"I'm not going to lie. When I first came up, yeah, I think there's that awe factor," Tillman said. "But now I know it's just about getting the job done — every time — and improving on the things I need to improve on and just giving this team a chance to win. It's the most important thing, and I think that's the first thing in any of our pitchers' heads."
Showalter knows young players can be intimidated by things like Fenway's Green Monster wall in left field. But he said they can't let it be a psychological barrier.
"Well, if it is, and you plan on pitching in the big leagues, in the American League East for the Baltimore Orioles, you better figure it out," Showalter said. "Because it ain't going away. That thing has been there for a while."
Orioles pitching coach Mark Connor said he talked to Britton on Sunday morning about playing at Fenway and how it is a "great experience." But he said there will be no substitute for actually pitching there.
"I don't think anything really prepares a pitcher to pitch there," Connor said. "It's like pitching at Yankee Stadium for the first time."
Reynolds flashes power
Mark Reynolds' opposite-field homer Saturday may or may not be the spark the third baseman needs to get out of a funk that has kept his batting average below .200 this season.
Reynolds said after Saturday's game that he appreciates the way Showalter has stuck with him. On Sunday morning, the manager said he'll continue to do that — to a point.
"As long as you are trying and you are not giving in to it, but he understands that we do have other options," Showalter said. "I am trustworthy of a track record, and keep in mind this guy is 27, he's not 35. He has played four years in the big leagues. I just want him to defend all that's happening."

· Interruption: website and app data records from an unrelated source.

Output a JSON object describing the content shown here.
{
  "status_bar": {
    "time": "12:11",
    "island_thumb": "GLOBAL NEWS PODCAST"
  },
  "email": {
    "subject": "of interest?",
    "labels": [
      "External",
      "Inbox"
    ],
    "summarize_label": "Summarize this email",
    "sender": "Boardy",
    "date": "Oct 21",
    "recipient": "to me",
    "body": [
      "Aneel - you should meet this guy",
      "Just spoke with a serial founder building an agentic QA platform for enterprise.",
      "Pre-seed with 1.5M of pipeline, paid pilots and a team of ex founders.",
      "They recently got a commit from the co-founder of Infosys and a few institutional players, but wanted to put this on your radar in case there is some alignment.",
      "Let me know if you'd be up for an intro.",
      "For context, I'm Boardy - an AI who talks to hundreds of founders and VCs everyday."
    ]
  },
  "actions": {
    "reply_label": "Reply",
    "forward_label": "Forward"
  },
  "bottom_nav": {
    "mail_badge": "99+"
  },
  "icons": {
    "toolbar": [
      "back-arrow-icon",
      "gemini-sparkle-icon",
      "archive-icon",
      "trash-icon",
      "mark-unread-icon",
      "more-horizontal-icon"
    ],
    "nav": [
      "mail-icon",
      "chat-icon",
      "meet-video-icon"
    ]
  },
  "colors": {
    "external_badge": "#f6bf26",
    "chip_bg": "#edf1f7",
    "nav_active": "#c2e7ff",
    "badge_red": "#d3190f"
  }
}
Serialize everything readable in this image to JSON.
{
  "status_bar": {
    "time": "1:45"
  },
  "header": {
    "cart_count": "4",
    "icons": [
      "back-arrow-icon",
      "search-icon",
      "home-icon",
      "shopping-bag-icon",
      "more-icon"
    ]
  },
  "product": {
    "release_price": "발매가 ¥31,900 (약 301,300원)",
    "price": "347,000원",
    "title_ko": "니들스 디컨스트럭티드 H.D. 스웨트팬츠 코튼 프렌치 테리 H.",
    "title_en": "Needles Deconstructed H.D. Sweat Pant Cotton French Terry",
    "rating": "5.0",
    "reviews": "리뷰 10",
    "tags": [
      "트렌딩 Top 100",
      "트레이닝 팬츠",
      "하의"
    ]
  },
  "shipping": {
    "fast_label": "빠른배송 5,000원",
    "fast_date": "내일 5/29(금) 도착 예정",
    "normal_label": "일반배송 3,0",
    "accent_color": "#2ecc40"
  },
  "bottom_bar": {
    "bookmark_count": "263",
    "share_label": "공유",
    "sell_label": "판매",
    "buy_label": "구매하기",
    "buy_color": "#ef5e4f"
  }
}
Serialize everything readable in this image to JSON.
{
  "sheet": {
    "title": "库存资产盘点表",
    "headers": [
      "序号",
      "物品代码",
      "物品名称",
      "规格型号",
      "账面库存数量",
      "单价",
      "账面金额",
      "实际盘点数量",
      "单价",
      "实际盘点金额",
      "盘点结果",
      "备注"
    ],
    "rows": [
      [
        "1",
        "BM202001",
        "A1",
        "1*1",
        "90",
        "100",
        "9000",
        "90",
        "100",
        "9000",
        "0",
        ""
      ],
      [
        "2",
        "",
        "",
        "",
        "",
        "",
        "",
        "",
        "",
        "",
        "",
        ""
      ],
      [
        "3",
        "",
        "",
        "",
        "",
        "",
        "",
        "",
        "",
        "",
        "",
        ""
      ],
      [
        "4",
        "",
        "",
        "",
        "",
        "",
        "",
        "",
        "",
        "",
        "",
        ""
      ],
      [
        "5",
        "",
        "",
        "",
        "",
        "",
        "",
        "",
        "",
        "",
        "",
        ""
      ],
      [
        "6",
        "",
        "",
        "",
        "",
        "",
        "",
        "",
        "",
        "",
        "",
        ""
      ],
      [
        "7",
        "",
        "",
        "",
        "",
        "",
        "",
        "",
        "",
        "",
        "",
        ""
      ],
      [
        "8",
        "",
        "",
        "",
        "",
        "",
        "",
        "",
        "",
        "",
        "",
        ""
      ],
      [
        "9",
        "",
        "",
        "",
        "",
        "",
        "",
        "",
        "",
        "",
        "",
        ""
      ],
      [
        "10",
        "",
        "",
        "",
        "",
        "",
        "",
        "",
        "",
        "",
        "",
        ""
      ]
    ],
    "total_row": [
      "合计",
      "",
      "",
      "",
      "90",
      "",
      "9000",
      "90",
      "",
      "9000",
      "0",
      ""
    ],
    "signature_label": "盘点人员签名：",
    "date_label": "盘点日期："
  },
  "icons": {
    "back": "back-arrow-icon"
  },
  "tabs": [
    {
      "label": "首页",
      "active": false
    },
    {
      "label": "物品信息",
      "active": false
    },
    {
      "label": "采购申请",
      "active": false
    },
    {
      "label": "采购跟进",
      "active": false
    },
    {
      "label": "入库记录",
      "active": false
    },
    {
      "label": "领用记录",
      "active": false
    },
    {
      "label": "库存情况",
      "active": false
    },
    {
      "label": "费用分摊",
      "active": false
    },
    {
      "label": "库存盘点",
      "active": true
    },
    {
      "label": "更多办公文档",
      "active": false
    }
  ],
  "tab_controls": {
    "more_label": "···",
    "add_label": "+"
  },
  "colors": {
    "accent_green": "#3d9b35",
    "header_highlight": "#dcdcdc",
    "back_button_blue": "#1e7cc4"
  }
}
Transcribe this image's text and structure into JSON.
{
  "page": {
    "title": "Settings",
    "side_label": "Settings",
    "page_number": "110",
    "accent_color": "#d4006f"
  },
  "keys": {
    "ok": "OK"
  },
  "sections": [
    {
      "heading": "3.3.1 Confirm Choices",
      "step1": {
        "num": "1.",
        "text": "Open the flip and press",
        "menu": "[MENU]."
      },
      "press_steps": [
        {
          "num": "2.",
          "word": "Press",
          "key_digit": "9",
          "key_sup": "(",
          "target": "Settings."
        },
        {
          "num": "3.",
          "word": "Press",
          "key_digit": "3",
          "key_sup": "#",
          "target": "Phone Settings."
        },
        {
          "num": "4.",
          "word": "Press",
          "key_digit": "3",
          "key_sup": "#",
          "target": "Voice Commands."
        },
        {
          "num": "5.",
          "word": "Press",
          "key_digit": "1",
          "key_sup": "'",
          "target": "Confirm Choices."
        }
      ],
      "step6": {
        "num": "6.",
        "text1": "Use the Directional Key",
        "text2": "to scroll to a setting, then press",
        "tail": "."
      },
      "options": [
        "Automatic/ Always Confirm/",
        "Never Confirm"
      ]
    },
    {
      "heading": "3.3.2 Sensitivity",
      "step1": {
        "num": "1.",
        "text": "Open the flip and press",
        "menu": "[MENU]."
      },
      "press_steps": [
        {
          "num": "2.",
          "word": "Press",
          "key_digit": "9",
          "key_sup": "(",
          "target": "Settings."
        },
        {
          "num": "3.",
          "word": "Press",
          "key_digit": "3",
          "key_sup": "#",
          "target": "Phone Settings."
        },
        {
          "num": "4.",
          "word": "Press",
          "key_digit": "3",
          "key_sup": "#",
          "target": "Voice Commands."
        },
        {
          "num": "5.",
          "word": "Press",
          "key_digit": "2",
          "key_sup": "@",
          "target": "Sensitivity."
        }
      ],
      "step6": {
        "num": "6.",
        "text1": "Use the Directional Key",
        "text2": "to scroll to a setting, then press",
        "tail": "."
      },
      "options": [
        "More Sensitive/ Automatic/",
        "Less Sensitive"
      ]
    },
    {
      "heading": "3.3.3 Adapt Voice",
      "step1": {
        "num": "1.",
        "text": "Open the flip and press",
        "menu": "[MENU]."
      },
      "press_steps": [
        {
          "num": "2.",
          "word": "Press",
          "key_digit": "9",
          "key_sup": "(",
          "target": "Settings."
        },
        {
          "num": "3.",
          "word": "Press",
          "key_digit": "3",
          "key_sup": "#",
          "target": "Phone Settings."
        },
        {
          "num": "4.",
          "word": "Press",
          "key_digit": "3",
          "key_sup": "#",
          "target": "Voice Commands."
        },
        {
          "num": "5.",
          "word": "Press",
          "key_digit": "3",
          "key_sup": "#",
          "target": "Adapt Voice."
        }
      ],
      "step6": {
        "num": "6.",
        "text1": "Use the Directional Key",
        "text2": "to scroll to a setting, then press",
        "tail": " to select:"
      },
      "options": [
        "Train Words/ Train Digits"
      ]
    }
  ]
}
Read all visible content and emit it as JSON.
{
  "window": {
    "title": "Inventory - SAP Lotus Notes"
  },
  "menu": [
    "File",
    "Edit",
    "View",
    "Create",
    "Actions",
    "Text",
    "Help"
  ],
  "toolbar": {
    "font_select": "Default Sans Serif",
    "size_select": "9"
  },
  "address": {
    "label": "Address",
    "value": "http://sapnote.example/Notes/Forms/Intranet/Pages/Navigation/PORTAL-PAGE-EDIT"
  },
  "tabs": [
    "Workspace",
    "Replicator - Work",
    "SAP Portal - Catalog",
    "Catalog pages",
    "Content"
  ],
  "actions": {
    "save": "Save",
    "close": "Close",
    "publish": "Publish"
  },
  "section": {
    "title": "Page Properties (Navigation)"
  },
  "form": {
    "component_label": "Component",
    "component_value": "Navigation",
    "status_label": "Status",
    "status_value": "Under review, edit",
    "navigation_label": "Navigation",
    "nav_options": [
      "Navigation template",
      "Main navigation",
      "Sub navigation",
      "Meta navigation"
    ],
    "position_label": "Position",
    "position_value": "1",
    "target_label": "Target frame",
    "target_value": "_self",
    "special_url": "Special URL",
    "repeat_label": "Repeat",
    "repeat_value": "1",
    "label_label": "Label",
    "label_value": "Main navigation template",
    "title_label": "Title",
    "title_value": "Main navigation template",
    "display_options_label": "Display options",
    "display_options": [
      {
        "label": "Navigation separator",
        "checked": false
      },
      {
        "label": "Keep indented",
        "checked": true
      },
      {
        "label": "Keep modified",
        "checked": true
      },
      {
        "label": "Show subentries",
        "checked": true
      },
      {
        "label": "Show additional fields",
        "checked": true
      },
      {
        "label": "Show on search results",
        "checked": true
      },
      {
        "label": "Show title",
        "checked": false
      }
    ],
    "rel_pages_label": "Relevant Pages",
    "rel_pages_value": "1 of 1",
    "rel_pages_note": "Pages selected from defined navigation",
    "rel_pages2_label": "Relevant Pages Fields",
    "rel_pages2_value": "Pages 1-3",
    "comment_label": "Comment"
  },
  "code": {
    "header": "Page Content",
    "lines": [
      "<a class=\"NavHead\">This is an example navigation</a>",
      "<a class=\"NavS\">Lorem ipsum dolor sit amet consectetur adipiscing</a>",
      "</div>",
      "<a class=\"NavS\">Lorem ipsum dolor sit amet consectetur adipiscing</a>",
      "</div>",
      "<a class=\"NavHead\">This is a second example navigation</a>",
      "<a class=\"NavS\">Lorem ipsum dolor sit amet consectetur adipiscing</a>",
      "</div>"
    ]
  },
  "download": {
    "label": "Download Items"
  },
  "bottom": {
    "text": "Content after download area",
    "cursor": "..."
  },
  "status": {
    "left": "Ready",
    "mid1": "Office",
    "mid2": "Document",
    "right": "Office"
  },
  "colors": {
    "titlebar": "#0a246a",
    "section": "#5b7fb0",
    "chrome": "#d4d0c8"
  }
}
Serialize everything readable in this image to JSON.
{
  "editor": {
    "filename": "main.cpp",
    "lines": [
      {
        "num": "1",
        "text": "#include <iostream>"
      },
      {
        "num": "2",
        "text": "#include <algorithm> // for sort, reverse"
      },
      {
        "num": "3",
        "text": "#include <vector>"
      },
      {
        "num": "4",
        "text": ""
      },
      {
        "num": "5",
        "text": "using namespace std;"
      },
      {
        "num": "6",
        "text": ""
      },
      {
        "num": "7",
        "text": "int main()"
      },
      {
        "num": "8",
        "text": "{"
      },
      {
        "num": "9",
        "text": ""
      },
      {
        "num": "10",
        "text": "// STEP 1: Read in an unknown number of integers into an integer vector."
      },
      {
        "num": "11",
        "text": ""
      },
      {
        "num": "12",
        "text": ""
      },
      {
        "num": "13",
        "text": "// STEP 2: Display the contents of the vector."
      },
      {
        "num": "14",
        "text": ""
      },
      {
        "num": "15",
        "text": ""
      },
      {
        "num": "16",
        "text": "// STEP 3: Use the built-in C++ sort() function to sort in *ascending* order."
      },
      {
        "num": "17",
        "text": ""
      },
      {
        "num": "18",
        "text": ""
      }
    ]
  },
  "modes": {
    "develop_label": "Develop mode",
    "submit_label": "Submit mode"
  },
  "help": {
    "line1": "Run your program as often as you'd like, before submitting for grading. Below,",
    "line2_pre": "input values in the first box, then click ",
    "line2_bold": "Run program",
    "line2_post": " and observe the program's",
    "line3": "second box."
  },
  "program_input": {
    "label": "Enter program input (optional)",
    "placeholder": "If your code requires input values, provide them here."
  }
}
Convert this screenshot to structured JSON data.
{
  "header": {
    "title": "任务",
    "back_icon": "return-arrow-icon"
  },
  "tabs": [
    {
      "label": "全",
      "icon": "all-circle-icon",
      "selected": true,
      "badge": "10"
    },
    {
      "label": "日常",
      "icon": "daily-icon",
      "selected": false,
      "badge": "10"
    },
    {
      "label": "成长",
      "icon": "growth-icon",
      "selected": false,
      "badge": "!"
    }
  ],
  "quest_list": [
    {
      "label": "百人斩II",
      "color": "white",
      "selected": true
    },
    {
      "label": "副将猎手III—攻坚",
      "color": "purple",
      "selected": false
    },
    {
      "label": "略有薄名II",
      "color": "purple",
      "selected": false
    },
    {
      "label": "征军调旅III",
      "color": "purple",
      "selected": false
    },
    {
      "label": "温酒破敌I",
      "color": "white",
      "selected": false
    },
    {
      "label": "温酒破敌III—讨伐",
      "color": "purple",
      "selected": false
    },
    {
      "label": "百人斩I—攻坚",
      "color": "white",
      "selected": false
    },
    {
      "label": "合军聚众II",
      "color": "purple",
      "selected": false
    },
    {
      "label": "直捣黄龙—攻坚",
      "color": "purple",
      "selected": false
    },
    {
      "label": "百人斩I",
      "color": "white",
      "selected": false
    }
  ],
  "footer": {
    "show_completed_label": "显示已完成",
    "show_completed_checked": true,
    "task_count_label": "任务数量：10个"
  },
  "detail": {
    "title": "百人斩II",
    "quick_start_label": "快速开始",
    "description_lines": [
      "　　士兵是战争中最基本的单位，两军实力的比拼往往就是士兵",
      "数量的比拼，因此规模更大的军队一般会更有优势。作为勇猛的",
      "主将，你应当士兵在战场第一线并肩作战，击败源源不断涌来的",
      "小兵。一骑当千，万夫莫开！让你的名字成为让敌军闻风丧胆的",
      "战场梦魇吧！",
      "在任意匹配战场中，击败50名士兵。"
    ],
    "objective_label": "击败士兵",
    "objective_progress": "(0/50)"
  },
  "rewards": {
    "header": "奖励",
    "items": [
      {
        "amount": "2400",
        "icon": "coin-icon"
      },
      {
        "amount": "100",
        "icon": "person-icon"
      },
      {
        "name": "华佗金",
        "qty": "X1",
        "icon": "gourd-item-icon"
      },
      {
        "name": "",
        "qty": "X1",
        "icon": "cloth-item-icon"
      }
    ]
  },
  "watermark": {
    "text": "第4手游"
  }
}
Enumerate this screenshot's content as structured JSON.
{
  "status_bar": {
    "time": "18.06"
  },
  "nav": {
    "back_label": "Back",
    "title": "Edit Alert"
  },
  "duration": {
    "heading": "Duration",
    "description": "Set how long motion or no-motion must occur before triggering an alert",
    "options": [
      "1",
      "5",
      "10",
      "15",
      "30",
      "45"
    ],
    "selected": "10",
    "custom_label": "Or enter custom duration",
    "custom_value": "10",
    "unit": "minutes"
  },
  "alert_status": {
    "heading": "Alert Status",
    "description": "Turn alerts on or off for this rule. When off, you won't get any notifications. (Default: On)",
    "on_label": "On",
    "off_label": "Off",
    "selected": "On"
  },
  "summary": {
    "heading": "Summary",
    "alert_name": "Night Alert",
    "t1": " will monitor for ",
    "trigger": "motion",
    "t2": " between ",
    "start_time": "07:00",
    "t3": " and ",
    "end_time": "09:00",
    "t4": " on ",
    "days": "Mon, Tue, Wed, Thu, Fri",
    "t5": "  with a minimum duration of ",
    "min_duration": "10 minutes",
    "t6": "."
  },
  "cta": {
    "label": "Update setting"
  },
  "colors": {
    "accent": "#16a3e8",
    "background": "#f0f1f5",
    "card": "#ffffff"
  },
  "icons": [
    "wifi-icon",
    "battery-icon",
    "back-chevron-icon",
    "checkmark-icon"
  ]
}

Showalter said he has seen moments of frustration from the easygoing Reynolds — "a couple bat slams on the rack, but it's not your big [display]" — but he understands how badly Reynolds wants to succeed.
"I think he is a little tired of the 'ooh' and 'ah,' where it's 'just missed it, just missed it, just missed it.' I don't think he wants that," Showalter said. "He wants to center a ball up like he did [Saturday]."
Matusz on pitch count
Left-hander Brian Matusz (intercostal strain) will make his season debut at Single-A Frederick on Monday and is expected to pitch about four innings. But Showalter said the organization is more concerned about Matusz's pitch count, which will be between 55 and 60.
"So if he has got 45 pitches in the fourth inning, he is going to keep pitching," Showalter said.
The plan is for Matusz to throw 80 pitches in his next outing, which is slated for May 26 at either Triple-A Norfolk or Double-A Bowie. That depends primarily on the weather forecast for that day.
The Orioles could activate Matusz after May 26, or they may want him to have a 100-pitch, pain-free outing in the minors before he returns to the majors.
Around the horn
Norfolk catcher Craig Tatum (shoulder soreness) is eligible to come off the Triple-A disabled list but will remain on it for a few more days, Showalter said. Tatum threw at various lengths and experienced discomfort on 120-foot throws, so the organization will be cautious. … Righty Justin Duchscherer (left hip) will throw three innings in extended spring Wednesday. If that goes well, he'll throw four innings his next time out. …Before throwing three innings Sunday, the Orioles' bullpen hadn't pitched in regulation in its past three games. Friday and Saturday, Orioles starters pitched complete games, and Thursday, Britton went nine innings before the bullpen pitched the final three extra innings.